↓↓↓
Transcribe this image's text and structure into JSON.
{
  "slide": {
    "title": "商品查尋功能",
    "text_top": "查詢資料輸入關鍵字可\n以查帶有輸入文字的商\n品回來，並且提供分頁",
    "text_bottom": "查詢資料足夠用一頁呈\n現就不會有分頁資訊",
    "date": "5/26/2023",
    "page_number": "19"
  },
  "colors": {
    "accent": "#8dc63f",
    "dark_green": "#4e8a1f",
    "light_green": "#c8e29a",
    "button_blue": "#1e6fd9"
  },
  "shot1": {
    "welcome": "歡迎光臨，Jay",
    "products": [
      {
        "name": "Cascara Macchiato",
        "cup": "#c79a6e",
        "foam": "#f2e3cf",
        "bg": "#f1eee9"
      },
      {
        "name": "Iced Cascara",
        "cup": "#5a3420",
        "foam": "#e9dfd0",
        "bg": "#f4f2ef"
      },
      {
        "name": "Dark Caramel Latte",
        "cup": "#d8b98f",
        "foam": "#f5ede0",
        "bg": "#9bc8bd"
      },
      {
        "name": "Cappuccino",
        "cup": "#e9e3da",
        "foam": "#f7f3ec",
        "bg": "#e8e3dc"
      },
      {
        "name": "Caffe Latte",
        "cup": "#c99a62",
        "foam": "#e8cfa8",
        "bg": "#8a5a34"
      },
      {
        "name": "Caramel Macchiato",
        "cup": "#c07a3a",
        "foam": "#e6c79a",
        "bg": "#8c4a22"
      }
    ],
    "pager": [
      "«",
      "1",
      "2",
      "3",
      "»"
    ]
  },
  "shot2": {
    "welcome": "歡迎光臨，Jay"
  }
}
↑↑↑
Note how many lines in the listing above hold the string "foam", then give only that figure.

> COMPLETED EXERCISE
6